DATA FOR REVIEW Start Marker

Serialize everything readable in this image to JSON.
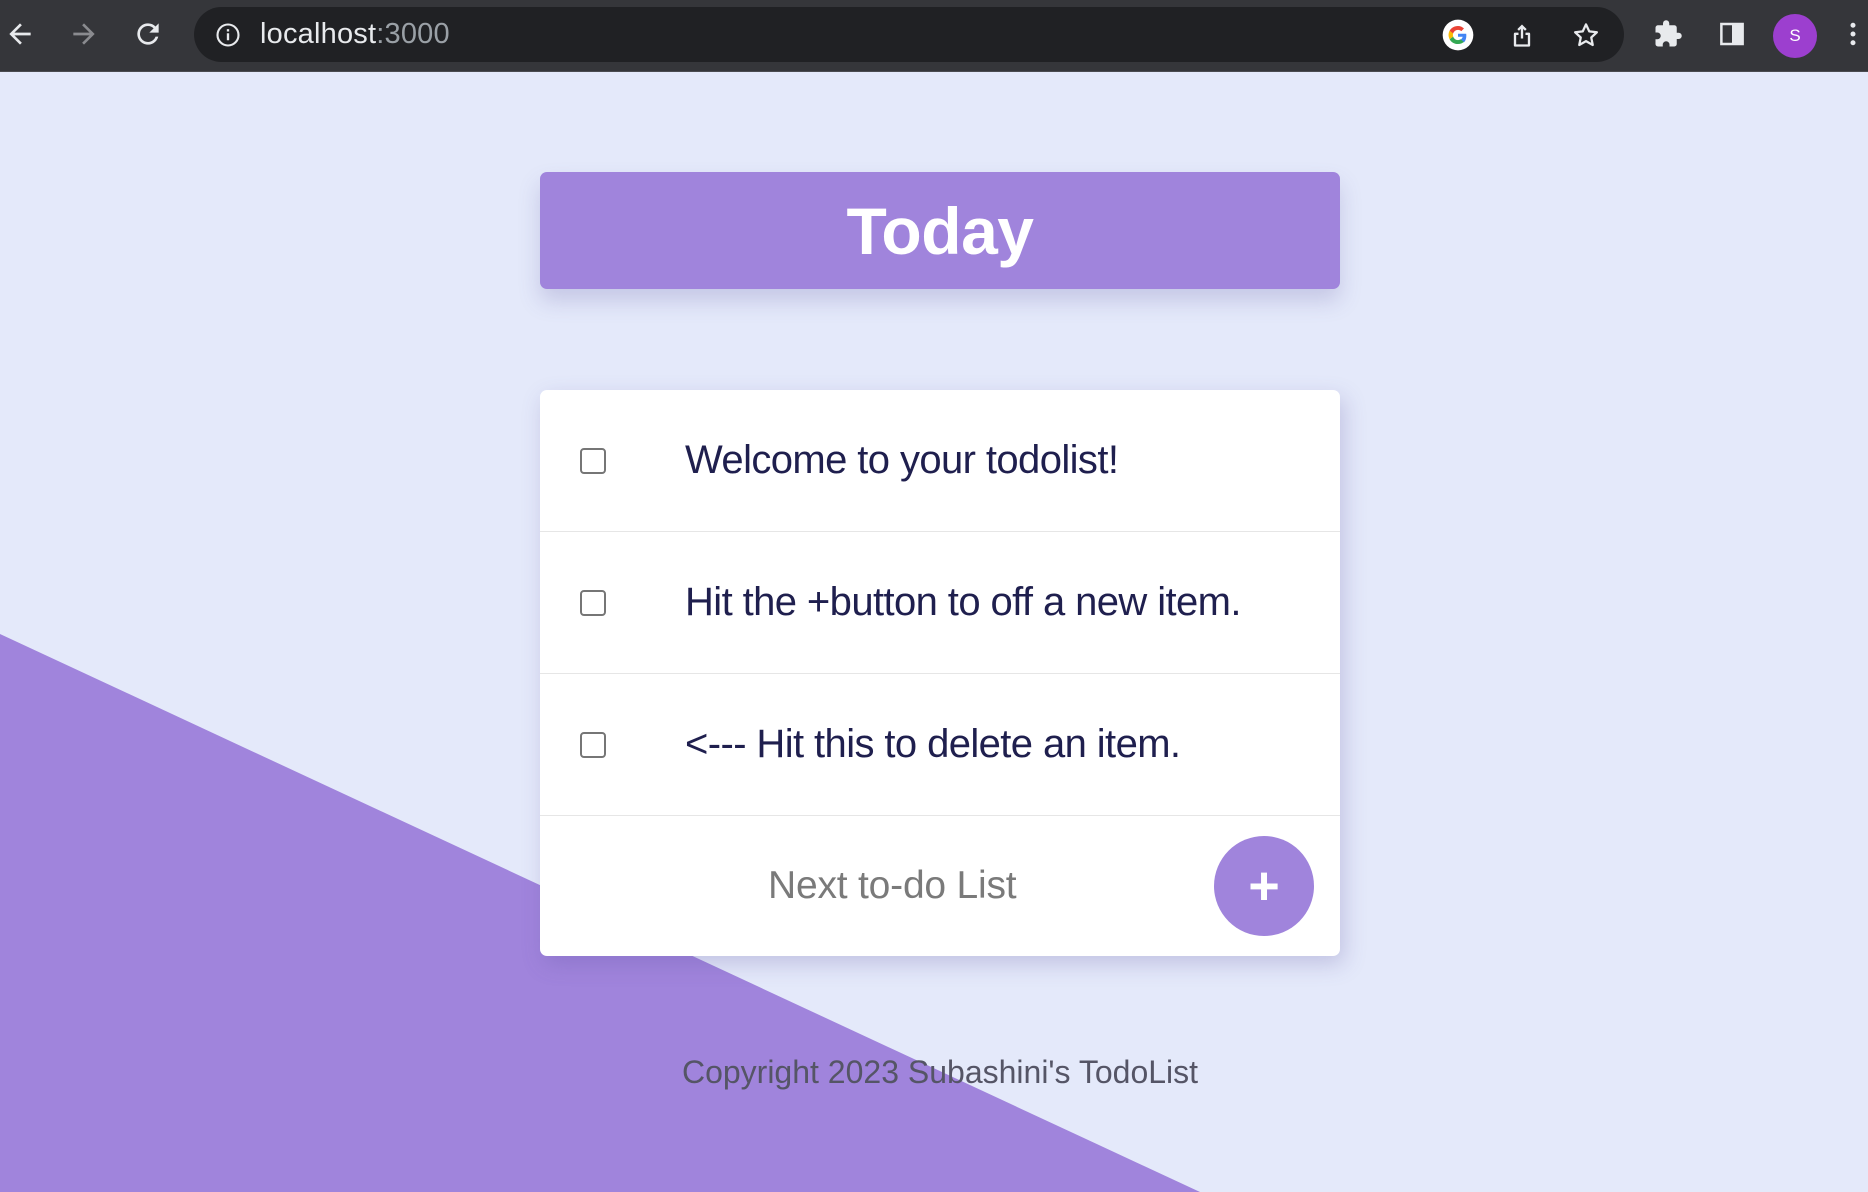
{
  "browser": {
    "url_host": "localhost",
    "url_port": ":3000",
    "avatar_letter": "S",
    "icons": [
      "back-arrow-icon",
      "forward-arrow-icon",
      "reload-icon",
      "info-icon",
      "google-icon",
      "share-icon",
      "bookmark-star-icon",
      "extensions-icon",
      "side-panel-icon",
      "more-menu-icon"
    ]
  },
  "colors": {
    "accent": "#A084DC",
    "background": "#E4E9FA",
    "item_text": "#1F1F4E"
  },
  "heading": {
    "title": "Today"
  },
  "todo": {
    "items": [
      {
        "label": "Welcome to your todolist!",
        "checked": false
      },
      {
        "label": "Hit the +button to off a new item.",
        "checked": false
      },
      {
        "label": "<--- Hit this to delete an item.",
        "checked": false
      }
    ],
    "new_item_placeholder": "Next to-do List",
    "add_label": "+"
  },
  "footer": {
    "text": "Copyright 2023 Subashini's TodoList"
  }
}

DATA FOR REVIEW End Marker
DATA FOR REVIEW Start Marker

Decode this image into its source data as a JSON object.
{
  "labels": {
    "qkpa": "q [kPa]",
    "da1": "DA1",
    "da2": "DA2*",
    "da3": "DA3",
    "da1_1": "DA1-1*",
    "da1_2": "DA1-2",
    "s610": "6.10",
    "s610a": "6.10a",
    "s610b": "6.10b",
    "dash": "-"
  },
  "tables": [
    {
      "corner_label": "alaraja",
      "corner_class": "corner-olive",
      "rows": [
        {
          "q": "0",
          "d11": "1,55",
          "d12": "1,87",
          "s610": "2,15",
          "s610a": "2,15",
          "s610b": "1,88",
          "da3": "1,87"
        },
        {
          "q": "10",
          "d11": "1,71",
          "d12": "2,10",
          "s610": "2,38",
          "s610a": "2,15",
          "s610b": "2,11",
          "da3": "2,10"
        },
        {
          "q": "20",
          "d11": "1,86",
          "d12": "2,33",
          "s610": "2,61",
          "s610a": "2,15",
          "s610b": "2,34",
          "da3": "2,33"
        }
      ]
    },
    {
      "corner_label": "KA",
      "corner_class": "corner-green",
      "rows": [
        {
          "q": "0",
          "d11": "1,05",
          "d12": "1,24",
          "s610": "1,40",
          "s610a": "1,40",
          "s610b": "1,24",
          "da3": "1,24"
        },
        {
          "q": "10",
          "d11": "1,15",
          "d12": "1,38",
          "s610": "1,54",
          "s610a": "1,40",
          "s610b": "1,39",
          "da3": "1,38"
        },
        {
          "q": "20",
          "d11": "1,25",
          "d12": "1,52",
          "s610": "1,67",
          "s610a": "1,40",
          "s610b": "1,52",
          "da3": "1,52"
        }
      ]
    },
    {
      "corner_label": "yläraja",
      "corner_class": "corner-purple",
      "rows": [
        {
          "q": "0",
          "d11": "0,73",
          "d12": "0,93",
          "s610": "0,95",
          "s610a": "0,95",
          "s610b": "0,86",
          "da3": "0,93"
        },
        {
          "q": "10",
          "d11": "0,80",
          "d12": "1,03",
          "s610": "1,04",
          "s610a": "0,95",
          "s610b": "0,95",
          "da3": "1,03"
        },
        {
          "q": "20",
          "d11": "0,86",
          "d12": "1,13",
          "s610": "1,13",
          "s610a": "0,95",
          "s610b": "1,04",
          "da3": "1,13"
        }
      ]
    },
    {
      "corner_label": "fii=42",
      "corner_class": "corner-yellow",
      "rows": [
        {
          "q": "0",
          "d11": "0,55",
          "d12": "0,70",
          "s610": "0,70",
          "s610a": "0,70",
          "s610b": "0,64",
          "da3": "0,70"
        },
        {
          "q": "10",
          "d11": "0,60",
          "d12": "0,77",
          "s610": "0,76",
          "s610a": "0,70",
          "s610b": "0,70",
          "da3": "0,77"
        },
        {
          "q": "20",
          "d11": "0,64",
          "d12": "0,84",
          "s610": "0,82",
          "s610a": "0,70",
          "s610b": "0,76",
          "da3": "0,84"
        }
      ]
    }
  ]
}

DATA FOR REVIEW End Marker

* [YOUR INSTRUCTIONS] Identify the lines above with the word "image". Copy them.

* [TASK OUTPUT]
Serialize everything readable in this image to JSON.
Decode this image into its source data as a JSON object.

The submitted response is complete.